Health care in Saskatchewan
Weighing the costs and benefits of health care
Article: Evan Radford – Contributor
On Monday, Oct. 21 the University of Regina and SIAST announced a new Master of Nursing program collaboratively offered by both schools, beginning in Sept., 2014.
The program will provide training to registered nurses intending to obtain Registered Nurse-Nurse Practitioner (RN/NP) status. Fifteen seats will be available each academic year. Currently, says program head Joyce Bruce, 25 people are expressing interest in the program.
The professional group, Nurse Practitioners of Saskatchewan, lists 161 licensed nurse practitioners in the province.
Nurse practitioners have broader and deeper training than RNs, so they can diagnose and treat patients’ ailments, as well as prescribe various medications. Furthermore, nurse practitioners perform certain types of surgeries and sutures, says nursing professor Glenn Donnelly.
Donnelly says nurse practitioners complement the roles of physicians, especially in clinics and health centre settings. He says this allows physicians to focus on their specialties, while nurse practitioners handle patients with chronic conditions and they develop community-based programs.
Lynn Digney Davis, Saskatchewan’s chief nursing officer, adds that nurse practitioners provide needed support to the province’s rural communities.
She says, since “rural communities are more spread out, many nurse practitioners work where they live. A lot of folks take training and have jobs where they live. They can provide consistent, ongoing service.”
An important difference between nurse practitioners and physicians is the amount they earn.
In the 2012-2013 Regina Qu’Appelle Health Region annual report, physicians’ annual salaries ranged from just over $50,000 to $946,695. Some salaries include costs for maintaining offices and staffs.
In its collective bargaining agreement with the Saskatchewan Association of Health Organizations, the Saskatchewan Union of Nurses lists a starting wage for a nurse practitioner at $46.70 per hour (step 1). After 12 months of work, or after 1948.8 hours of labour (whichever comes later), his/her wage increases to $48.61 per hour (step 2).
Assuming forty-hour work weeks, a step 1 nurse practitioner earns $89,664 per year, before deductions. A step 2 nurse practitioner earns $93,331.20 per year, before deductions.
Digney Davis says physicians and nurse practitioners see problems around remuneration, because physicians cannot bill for the work that practitioner nurses do.
She says, “If you’re a fee-for-service physician and you have a nurse practitioner working with you, you do not get paid for any of what the nurse practitioner does.”
She says this is problematic for the team-based approach promoted by nurse practitioners.

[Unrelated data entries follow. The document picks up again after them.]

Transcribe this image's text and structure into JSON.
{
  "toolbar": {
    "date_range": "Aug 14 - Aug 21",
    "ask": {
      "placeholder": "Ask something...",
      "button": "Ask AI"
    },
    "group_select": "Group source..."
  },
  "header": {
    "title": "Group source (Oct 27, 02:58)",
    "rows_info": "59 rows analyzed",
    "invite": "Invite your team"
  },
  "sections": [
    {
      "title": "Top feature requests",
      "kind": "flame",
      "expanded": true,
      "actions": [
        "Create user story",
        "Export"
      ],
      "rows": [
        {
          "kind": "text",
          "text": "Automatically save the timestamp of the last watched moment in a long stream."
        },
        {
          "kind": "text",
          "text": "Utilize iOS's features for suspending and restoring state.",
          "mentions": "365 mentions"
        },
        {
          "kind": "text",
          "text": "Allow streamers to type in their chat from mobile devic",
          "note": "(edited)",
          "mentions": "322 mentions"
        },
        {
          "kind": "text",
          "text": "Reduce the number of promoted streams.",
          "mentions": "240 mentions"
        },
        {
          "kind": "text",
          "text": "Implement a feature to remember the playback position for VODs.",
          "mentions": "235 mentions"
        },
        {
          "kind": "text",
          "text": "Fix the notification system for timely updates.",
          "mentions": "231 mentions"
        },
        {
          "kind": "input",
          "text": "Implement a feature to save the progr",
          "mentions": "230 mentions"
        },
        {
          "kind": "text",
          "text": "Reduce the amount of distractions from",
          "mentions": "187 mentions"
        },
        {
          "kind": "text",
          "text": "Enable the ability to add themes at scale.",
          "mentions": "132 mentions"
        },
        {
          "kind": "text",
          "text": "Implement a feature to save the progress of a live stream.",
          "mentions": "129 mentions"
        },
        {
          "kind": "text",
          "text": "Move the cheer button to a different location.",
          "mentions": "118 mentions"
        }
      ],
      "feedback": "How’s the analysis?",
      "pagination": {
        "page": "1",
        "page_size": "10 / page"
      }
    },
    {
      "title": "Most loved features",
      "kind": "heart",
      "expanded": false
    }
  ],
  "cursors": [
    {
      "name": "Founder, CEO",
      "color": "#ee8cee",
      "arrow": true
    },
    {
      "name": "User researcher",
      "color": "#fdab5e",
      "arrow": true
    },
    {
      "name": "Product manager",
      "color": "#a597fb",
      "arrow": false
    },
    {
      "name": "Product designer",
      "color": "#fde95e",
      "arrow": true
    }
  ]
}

Furthermore, there are many physicians who choose not to use a nurse practitioner because it affects their own income, she says.